That’s a taste of the various advantages and disadvantages, and we will come back to this choice again for the selection process.
Client access options
Whatever deployment model you choose, you need some way of getting the keys where they need to be, when they need to be there, for cryptographic operations. Remember, for this report we are always talking about using an external key manager, which means a key exchange is always required.
Clients (whatever needs the key) usually need support for the following core functions fo a complete key management lifecycle:
- Key generation
- Key exchange (gaining access to the key)
- Additional key lifecycle functions, such as expiring or rotating a key
Depending on what you are doing, you will allow or disallow these functions under different circumstances. For example you might allow key exchange for a particular application, but not allow it any other management functions (such as generation and rotation).
Access is managed one of three ways, and many tools support more than one:
- Software agent: A dedicated agent handles the client’s side of the key functions. These are generally designed for specific use cases – such as supporting native full disk encryption, specific backup software, various database platforms, and so on. Some agents may also perform cryptographic functions to additional hardening such as wiping the key from memory after each use.

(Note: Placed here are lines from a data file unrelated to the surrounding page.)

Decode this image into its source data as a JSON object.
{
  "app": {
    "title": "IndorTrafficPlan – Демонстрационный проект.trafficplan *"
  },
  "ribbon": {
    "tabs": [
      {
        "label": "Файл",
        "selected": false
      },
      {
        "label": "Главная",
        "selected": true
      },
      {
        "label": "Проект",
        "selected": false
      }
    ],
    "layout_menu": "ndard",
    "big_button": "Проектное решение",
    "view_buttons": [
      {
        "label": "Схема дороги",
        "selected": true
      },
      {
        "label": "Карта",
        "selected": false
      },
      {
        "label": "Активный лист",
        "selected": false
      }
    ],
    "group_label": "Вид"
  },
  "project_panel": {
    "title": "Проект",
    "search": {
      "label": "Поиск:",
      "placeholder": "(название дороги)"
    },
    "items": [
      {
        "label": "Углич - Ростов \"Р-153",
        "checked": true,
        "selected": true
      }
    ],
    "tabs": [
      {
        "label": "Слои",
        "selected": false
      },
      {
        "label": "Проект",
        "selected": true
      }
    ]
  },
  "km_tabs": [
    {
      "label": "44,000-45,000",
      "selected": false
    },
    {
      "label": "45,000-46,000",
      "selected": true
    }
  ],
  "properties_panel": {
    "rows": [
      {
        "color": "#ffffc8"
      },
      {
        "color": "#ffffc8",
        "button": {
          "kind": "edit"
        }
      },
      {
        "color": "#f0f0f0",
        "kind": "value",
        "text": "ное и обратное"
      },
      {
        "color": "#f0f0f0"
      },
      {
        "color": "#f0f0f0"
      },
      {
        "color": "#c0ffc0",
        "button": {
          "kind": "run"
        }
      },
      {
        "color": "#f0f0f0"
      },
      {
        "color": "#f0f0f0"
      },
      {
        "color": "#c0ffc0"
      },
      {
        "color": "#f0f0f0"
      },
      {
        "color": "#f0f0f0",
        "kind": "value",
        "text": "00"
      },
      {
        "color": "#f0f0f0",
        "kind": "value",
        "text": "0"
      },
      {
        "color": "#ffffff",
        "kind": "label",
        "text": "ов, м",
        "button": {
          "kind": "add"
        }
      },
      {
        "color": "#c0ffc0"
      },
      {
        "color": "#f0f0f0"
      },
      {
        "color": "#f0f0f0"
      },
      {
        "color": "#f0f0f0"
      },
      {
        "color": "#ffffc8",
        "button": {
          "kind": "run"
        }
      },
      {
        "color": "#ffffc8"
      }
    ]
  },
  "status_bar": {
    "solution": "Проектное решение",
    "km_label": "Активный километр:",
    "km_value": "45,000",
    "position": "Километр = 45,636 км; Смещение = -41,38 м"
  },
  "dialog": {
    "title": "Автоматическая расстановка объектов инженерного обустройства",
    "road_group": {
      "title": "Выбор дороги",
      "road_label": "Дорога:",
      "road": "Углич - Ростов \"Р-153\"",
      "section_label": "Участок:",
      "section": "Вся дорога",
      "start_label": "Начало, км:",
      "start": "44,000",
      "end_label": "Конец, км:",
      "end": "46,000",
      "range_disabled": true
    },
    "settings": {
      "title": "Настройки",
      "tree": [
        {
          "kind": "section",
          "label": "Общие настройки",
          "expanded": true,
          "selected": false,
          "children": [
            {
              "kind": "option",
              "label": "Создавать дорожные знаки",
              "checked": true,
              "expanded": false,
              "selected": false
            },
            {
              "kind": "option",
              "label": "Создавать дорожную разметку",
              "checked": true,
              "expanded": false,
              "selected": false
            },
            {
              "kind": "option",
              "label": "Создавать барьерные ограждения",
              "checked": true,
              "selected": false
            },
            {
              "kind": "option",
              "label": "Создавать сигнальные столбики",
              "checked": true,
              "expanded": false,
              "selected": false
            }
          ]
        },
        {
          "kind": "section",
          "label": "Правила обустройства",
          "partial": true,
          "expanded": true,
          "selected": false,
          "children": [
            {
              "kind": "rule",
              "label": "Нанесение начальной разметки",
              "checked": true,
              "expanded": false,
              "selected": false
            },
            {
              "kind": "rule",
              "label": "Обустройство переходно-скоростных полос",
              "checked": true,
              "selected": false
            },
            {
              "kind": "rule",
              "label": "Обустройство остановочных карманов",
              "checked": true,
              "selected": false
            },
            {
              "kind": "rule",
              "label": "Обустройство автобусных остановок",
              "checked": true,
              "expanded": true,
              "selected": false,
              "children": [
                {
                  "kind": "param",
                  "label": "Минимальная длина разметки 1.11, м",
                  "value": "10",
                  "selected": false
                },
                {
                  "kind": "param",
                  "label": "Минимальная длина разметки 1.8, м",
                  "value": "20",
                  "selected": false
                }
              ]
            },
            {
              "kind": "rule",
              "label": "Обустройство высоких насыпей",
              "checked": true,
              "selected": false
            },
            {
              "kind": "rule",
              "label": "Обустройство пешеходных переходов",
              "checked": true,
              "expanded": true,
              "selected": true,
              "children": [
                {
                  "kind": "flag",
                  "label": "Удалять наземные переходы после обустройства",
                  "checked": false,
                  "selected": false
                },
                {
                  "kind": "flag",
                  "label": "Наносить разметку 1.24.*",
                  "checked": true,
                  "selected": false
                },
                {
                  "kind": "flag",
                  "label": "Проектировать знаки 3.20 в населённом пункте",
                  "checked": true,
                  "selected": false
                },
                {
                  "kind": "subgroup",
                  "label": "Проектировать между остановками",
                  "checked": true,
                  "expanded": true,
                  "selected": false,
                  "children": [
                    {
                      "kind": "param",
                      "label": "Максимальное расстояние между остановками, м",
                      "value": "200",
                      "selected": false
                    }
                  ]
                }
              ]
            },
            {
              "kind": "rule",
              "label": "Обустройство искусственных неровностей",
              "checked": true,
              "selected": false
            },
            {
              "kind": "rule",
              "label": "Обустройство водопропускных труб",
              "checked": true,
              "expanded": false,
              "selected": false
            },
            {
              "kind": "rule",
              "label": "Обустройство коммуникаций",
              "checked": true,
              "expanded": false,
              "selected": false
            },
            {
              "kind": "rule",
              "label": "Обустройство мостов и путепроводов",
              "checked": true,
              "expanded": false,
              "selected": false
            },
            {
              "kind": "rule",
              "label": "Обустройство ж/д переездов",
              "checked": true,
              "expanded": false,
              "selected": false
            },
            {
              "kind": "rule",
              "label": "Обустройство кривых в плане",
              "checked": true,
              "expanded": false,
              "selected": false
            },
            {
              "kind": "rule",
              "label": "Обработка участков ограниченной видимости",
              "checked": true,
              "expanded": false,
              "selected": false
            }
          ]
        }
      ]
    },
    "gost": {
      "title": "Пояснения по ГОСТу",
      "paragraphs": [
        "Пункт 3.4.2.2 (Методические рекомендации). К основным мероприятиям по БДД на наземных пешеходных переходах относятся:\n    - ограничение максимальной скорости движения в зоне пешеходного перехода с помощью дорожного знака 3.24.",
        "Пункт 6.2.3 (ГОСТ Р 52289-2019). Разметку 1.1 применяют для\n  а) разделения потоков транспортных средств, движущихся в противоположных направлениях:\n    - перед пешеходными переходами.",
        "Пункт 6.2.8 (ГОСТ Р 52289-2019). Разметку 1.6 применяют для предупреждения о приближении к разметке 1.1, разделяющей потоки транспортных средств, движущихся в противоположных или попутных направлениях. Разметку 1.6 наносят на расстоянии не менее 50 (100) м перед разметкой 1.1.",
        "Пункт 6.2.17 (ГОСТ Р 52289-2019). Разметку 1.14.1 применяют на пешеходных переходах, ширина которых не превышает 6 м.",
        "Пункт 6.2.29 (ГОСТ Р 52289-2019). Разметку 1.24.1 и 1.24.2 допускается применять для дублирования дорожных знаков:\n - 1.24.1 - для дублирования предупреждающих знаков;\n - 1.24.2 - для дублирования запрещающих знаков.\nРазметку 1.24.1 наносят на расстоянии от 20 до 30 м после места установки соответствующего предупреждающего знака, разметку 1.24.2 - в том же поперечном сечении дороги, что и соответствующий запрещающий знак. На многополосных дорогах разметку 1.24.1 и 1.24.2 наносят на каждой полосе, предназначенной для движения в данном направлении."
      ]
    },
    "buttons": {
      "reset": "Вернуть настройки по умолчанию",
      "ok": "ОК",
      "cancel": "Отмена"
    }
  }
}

- Application Programming Interfaces: Many key managers are used to handle keys from custom applications. An API allows you to access key functions directly from application code. Keep in mind that APIs are not all created equal – they vary widely in platform support, programming languages supported, the simplicity or complexity of the API calls, and the functions accessible via the API.
- Protocol & standards support: The key manager may support a combination of proprietary and open protocols. Various encryption tools support their own protocols for key management, and like a software agent, the key manager may include support – even if it is from a different vendor. Open protocols and standards are also emerging but not in wide use yet, and may be supported.
That’s it for today. The next post will dig into the rest of the core technical functions, including a look at the role of HSMs.